- **Work order**:
All entries need to be written out verbatim, with pictures omitted.

Component data from apps and pages:
BEGIN
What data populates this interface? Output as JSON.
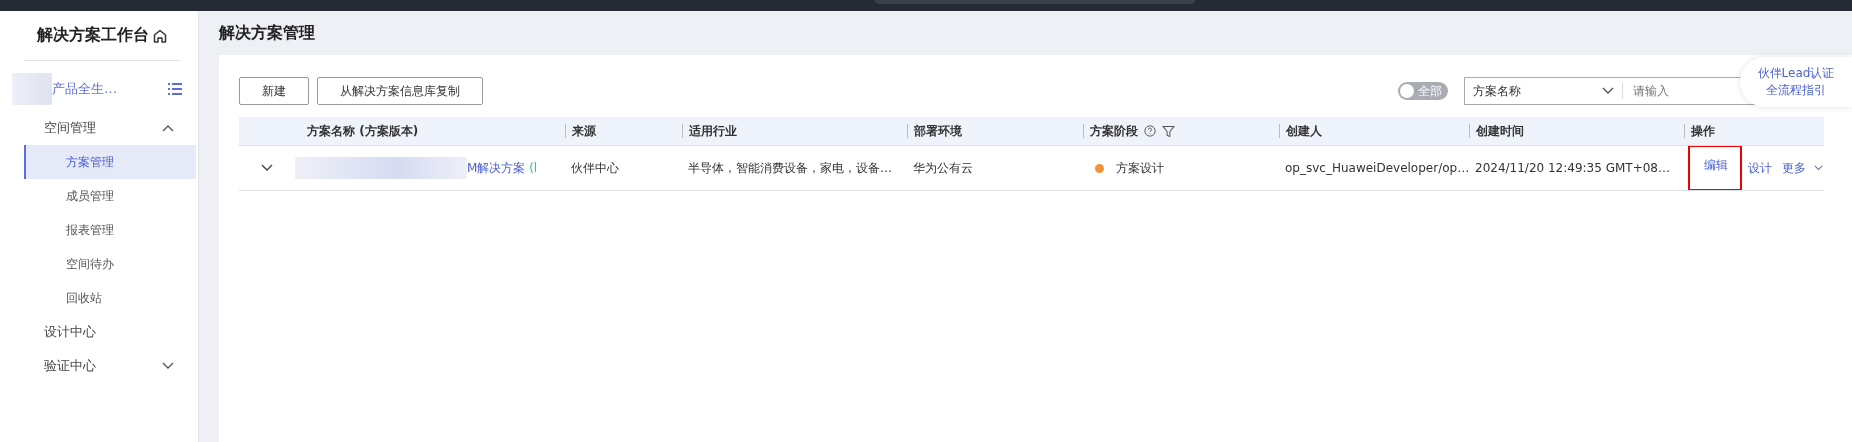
{
  "sidebar": {
    "title": "解决方案工作台",
    "project": {
      "name": "产品全生…"
    },
    "menu": [
      {
        "label": "空间管理",
        "expanded": true,
        "children": [
          {
            "label": "方案管理",
            "selected": true
          },
          {
            "label": "成员管理",
            "selected": false
          },
          {
            "label": "报表管理",
            "selected": false
          },
          {
            "label": "空间待办",
            "selected": false
          },
          {
            "label": "回收站",
            "selected": false
          }
        ]
      },
      {
        "label": "设计中心"
      },
      {
        "label": "验证中心",
        "expanded": false
      }
    ]
  },
  "page_title": "解决方案管理",
  "toolbar": {
    "buttons": [
      "新建",
      "从解决方案信息库复制"
    ],
    "toggle": {
      "label": "全部",
      "on": false
    },
    "filter": {
      "field": "方案名称",
      "placeholder": "请输入"
    }
  },
  "guide_bubble": [
    "伙伴Lead认证",
    "全流程指引"
  ],
  "table": {
    "columns": [
      "方案名称 (方案版本)",
      "来源",
      "适用行业",
      "部署环境",
      "方案阶段",
      "创建人",
      "创建时间",
      "操作"
    ],
    "rows": [
      {
        "expanded": false,
        "name": "M解决方案",
        "version": "(l",
        "source": "伙伴中心",
        "industry": "半导体，智能消费设备，家电，设备…",
        "environment": "华为公有云",
        "stage": {
          "label": "方案设计",
          "color": "#f39333"
        },
        "creator": "op_svc_HuaweiDeveloper/op…",
        "created": "2024/11/20 12:49:35 GMT+08…",
        "actions": [
          {
            "label": "编辑",
            "highlighted": true
          },
          {
            "label": "设计",
            "highlighted": false
          }
        ],
        "more": "更多"
      }
    ]
  }
}
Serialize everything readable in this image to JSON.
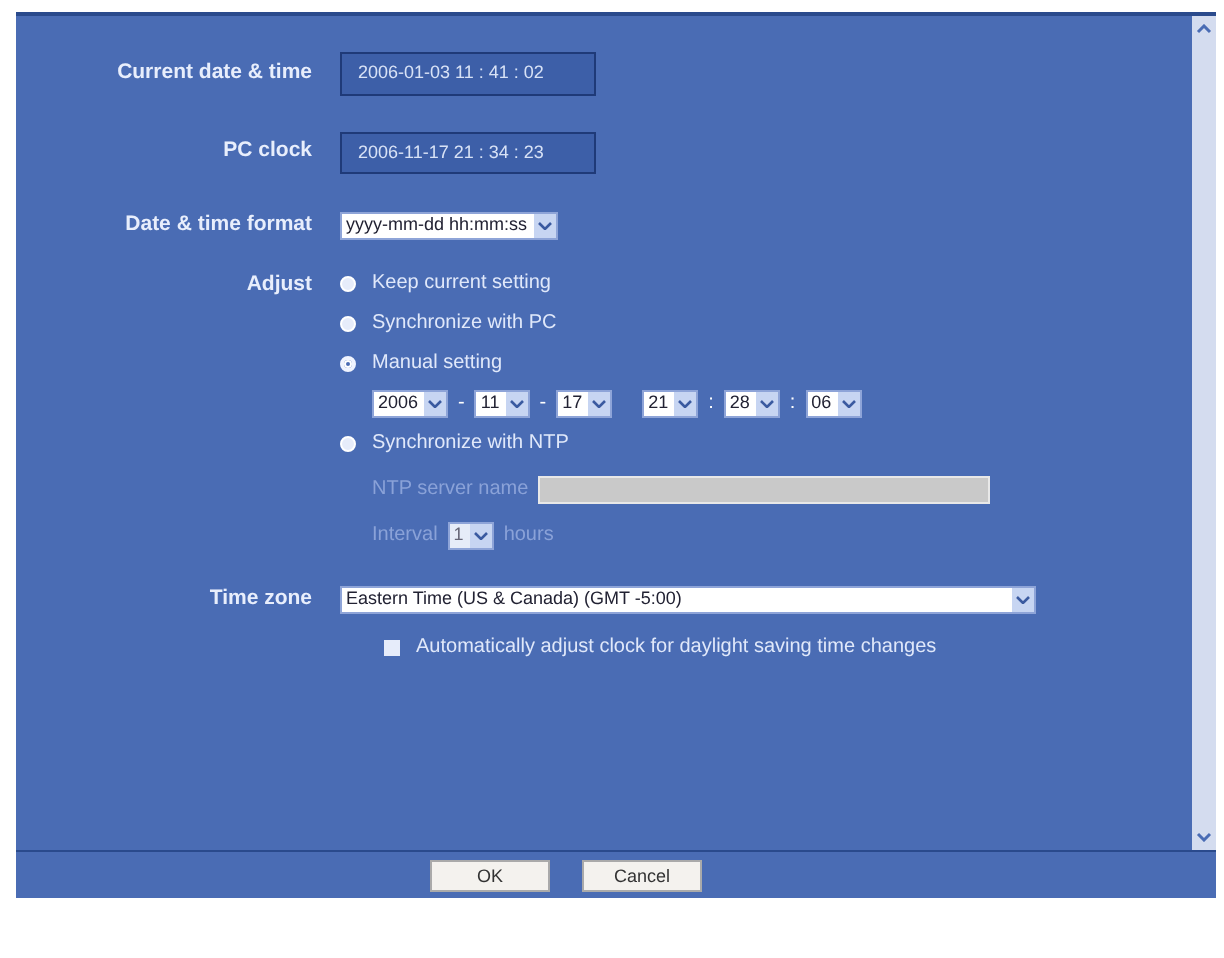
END
- **Your solution**:
What data populates this interface? Output as JSON.
{
  "sidebar": {
    "title": "解决方案工作台",
    "project": {
      "name": "产品全生…"
    },
    "menu": [
      {
        "label": "空间管理",
        "expanded": true,
        "children": [
          {
            "label": "方案管理",
            "selected": true
          },
          {
            "label": "成员管理",
            "selected": false
          },
          {
            "label": "报表管理",
            "selected": false
          },
          {
            "label": "空间待办",
            "selected": false
          },
          {
            "label": "回收站",
            "selected": false
          }
        ]
      },
      {
        "label": "设计中心"
      },
      {
        "label": "验证中心",
        "expanded": false
      }
    ]
  },
  "page_title": "解决方案管理",
  "toolbar": {
    "buttons": [
      "新建",
      "从解决方案信息库复制"
    ],
    "toggle": {
      "label": "全部",
      "on": false
    },
    "filter": {
      "field": "方案名称",
      "placeholder": "请输入"
    }
  },
  "guide_bubble": [
    "伙伴Lead认证",
    "全流程指引"
  ],
  "table": {
    "columns": [
      "方案名称 (方案版本)",
      "来源",
      "适用行业",
      "部署环境",
      "方案阶段",
      "创建人",
      "创建时间",
      "操作"
    ],
    "rows": [
      {
        "expanded": false,
        "name": "M解决方案",
        "version": "(l",
        "source": "伙伴中心",
        "industry": "半导体，智能消费设备，家电，设备…",
        "environment": "华为公有云",
        "stage": {
          "label": "方案设计",
          "color": "#f39333"
        },
        "creator": "op_svc_HuaweiDeveloper/op…",
        "created": "2024/11/20 12:49:35 GMT+08…",
        "actions": [
          {
            "label": "编辑",
            "highlighted": true
          },
          {
            "label": "设计",
            "highlighted": false
          }
        ],
        "more": "更多"
      }
    ]
  }
}
Serialize everything readable in this image to JSON.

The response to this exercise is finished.